You should be cautious in giving any statement to anyone concerning the accident. Statements taken on behalf of the other driver by his or her insurance company are taken to protect the legal rights of the other driver. These statements may be misconstrued or used against you later. Accordingly, you should consult an attorney prior to giving any statement to the faulty driver's insurance company. If The Law Offices of Randal L. Meek, PC is representing you in regard to an accident, we will have one of our attorneys present at the statement in order to protect your rights.
Should I give the faulty driver's insurance company a medical authorization?
No. You should consult with an attorney regarding the effect of a medical authorization. If you provide the other driver's insurance company with a blanket medical authorization, you may provide them with the ability to obtain any and all of your medical records whether related to the accident or not.
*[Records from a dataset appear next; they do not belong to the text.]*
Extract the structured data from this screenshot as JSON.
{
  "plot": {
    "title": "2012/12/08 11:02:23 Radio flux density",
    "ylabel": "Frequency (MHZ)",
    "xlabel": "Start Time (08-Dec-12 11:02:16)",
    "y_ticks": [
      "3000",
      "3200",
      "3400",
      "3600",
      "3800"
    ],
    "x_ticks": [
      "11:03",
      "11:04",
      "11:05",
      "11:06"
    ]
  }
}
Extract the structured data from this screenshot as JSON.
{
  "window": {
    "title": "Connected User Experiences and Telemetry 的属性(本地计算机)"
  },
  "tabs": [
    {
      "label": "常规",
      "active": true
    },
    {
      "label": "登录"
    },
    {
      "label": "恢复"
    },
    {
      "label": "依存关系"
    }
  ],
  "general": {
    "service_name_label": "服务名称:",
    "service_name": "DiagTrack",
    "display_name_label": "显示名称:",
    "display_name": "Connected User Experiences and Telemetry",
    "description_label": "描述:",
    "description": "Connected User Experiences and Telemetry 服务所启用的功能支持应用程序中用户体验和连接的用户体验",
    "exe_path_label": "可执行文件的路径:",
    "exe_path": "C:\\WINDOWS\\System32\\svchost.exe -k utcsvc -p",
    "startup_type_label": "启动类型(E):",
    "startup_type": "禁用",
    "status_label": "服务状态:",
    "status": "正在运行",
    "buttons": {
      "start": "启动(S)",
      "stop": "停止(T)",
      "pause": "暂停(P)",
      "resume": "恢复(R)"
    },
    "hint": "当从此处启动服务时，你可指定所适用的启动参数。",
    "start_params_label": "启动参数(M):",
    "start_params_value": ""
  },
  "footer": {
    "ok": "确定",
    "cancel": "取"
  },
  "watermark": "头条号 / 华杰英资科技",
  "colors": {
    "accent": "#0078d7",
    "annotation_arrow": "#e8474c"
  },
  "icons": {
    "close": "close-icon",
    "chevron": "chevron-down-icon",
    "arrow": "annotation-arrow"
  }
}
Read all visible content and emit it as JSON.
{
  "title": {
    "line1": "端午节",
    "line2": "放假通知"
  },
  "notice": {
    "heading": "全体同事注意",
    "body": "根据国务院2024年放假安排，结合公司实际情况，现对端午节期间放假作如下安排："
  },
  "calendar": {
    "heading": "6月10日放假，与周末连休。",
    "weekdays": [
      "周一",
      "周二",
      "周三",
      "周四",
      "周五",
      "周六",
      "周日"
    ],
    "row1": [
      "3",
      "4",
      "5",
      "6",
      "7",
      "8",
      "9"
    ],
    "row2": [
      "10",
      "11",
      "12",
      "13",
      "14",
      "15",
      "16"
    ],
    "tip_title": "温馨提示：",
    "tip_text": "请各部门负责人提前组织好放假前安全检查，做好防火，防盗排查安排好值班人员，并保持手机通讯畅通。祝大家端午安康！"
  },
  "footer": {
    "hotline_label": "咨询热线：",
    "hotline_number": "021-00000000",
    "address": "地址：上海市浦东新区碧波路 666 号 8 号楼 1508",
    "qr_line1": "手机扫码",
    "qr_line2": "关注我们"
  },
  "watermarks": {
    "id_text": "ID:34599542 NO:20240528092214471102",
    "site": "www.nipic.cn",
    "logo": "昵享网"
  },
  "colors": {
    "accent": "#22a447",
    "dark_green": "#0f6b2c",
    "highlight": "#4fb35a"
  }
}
Information gathered from these unrelated medical records may be used against you in negotiating a settlement of your case.
Should I accept a check from the faulty driver or the faulty driver's insurance company?
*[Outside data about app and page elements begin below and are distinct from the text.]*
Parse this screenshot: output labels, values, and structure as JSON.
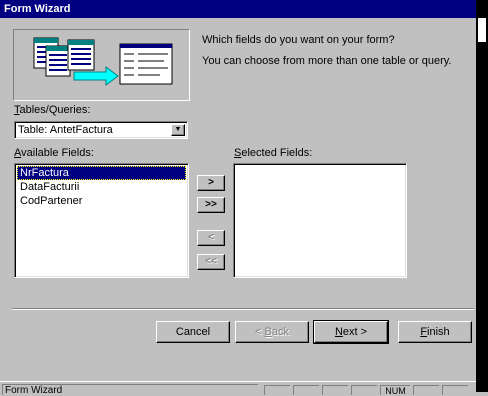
{
  "window": {
    "title": "Form Wizard"
  },
  "instructions": {
    "line1": "Which fields do you want on your form?",
    "line2": "You can choose from more than one table or query."
  },
  "tables_queries": {
    "label_accel": "T",
    "label_rest": "ables/Queries:",
    "selected": "Table: AntetFactura"
  },
  "available_fields": {
    "label_accel": "A",
    "label_rest": "vailable Fields:",
    "items": [
      "NrFactura",
      "DataFacturii",
      "CodPartener"
    ],
    "selected_index": 0
  },
  "selected_fields": {
    "label_accel": "S",
    "label_rest": "elected Fields:",
    "items": []
  },
  "move_buttons": {
    "add_one": ">",
    "add_all": ">>",
    "remove_one": "<",
    "remove_all": "<<"
  },
  "buttons": {
    "cancel": "Cancel",
    "back_accel": "B",
    "back_prefix": "< ",
    "back_rest": "ack",
    "next_accel": "N",
    "next_rest": "ext >",
    "finish_accel": "F",
    "finish_rest": "inish"
  },
  "statusbar": {
    "text": "Form Wizard",
    "num": "NUM"
  },
  "colors": {
    "title_bar": "#000080",
    "face": "#c0c0c0",
    "selection": "#000080"
  }
}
No. The acceptance of a check may be construed as a settlement barring any further recovery against the driver at fault or his or her insurance company. You should not accept a check or sign a release from the faulty driver or his or her insurance company until after you has completed medical treatment and has been released by a doctor. Otherwise, you risk settling your case for an amount, which is insufficient to cover your medical bills and other damages. Insurance adjusters are trained professionals well versed in the art of settling claims for the lowest possible value. They employ a variety of techniques to convince claimants that they are better off settling their case themselves than by hiring a lawyer. You should consult an attorney prior to accepting any payment, signing any release, or otherwise settling your claim to insure that you are receiving fair compensation and to insure that you are not jeopardizing your right to a full and fair recovery.
What photographs and other documentation will be helpful to my attorney in pursuing my claim?
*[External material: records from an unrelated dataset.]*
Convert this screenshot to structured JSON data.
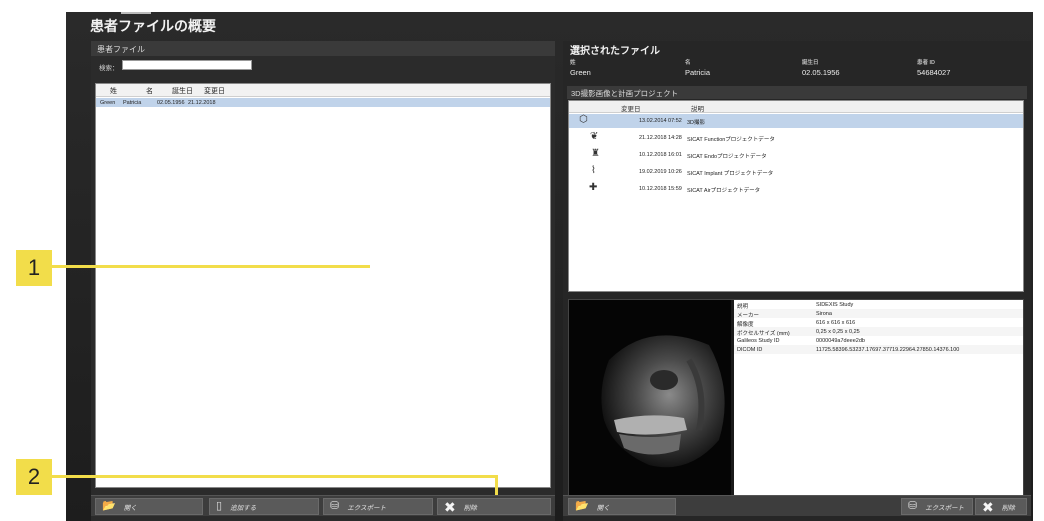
{
  "window": {
    "title": "患者ファイルの概要"
  },
  "patient_panel": {
    "title": "患者ファイル",
    "search_label": "検索：",
    "search_value": "",
    "columns": [
      "姓",
      "名",
      "誕生日",
      "変更日"
    ],
    "rows": [
      {
        "last": "Green",
        "first": "Patricia",
        "birth": "02.05.1956",
        "modified": "21.12.2018"
      }
    ]
  },
  "left_buttons": {
    "open": "開く",
    "add": "追加する",
    "export": "エクスポート",
    "delete": "削除"
  },
  "selected_file": {
    "title": "選択されたファイル",
    "labels": {
      "last": "姓",
      "first": "名",
      "birth": "誕生日",
      "patient_id": "患者 ID"
    },
    "values": {
      "last": "Green",
      "first": "Patricia",
      "birth": "02.05.1956",
      "patient_id": "54684027"
    }
  },
  "studies": {
    "title": "3D撮影画像と計画プロジェクト",
    "columns": [
      "変更日",
      "説明"
    ],
    "rows": [
      {
        "icon": "cube-icon",
        "date": "13.02.2014 07:52",
        "desc": "3D撮影"
      },
      {
        "icon": "jaw-icon",
        "date": "21.12.2018 14:28",
        "desc": "SICAT Functionプロジェクトデータ"
      },
      {
        "icon": "tooth-icon",
        "date": "10.12.2018 16:01",
        "desc": "SICAT Endoプロジェクトデータ"
      },
      {
        "icon": "implant-icon",
        "date": "19.02.2019 10:26",
        "desc": "SICAT Implant プロジェクトデータ"
      },
      {
        "icon": "airway-icon",
        "date": "10.12.2018 15:59",
        "desc": "SICAT Airプロジェクトデータ"
      }
    ]
  },
  "metadata": [
    {
      "k": "説明",
      "v": "SIDEXIS Study"
    },
    {
      "k": "メーカー",
      "v": "Sirona"
    },
    {
      "k": "解像度",
      "v": "616 x 616 x 616"
    },
    {
      "k": "ボクセルサイズ (mm)",
      "v": "0,25 x 0,25 x 0,25"
    },
    {
      "k": "Galileos Study ID",
      "v": "0000049a7deee2db"
    },
    {
      "k": "DICOM ID",
      "v": "11725.58396.53237.17697.37719.22964.27850.14376.100"
    }
  ],
  "right_buttons": {
    "open": "開く",
    "export": "エクスポート",
    "delete": "削除"
  },
  "callouts": [
    "1",
    "2"
  ],
  "colors": {
    "accent_yellow": "#f2dd4a",
    "selection": "#c0d3ea",
    "panel_bg": "#2b2b2b"
  }
}
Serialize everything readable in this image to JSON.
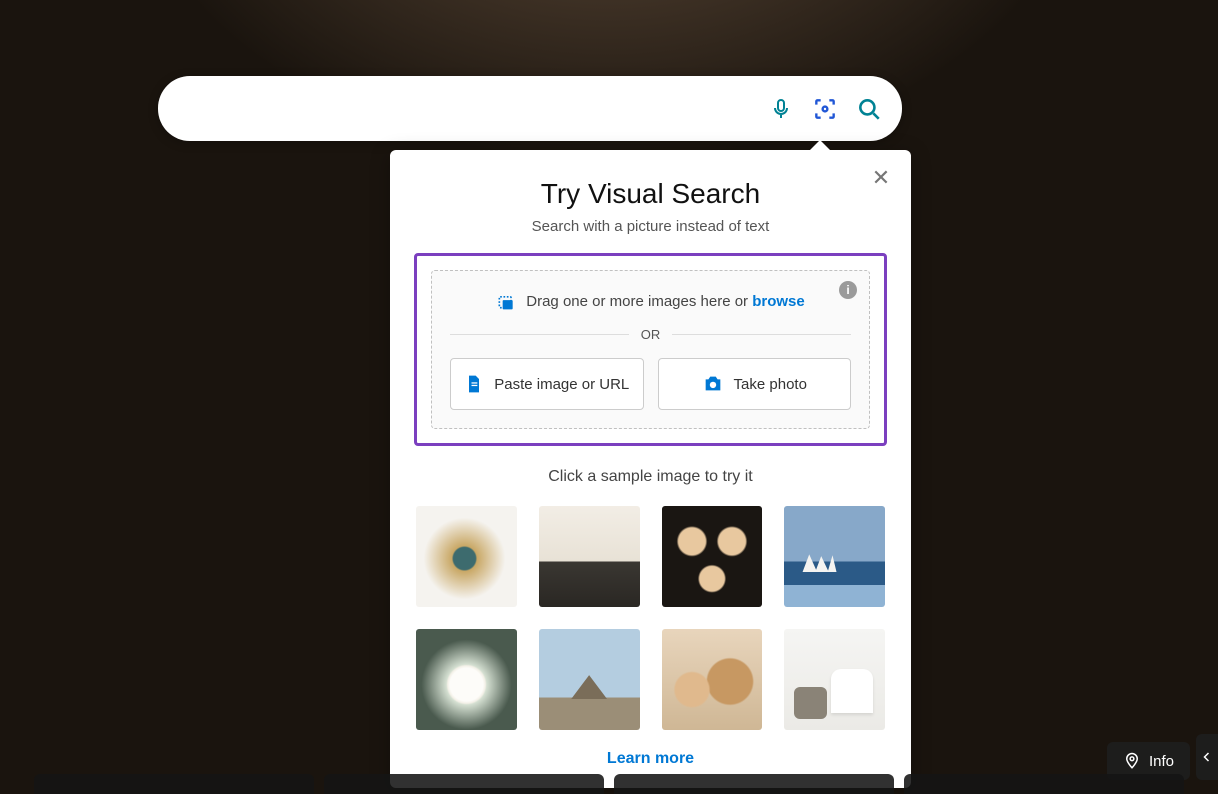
{
  "search": {
    "placeholder": ""
  },
  "popover": {
    "title": "Try Visual Search",
    "subtitle": "Search with a picture instead of text",
    "drop_text": "Drag one or more images here or ",
    "browse": "browse",
    "or": "OR",
    "paste_btn": "Paste image or URL",
    "photo_btn": "Take photo",
    "sample_text": "Click a sample image to try it",
    "learn_more": "Learn more"
  },
  "footer": {
    "info": "Info"
  }
}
Photographs of injuries, bruises, etc. can help substantiate damages related to medical treatment and pain and suffering. Photographs of vehicle damage and other property damage can help demonstrate the force of the impact and the extent of the property damage. Finally, photographs of the accident scene, including skid marks, can help establish who was at fault. Obviously, the timing of these photographs is critical. As wounds heal, they do not appear as serious. Therefore, photographs should be taken early on and at each stage of the healing process. If you are represented by The Law Offices of Randal L. Meek, P.C., we will usually have a photographer and or accident investigator secure these items for your case. Other helpful documentation includes medical records, medical bills, prescription records, and lost wage information.
Why retain The Law Offices of Randal L. Meek, P.C. for your automobile accident?
The Law Offices of Randal L. Meek, P.C., has been representing people injured in accidents along the Wasatch Front for over 15 years. We have the experience and resources necessary to provide you with the representation you deserve regarding your injuries. Whether your case is settled or litigated, we will be there for you.
Call us anytime for free information 801-566-8118. We can come to you if you are unable to come to us. We are "The lawyers who care - serving you!"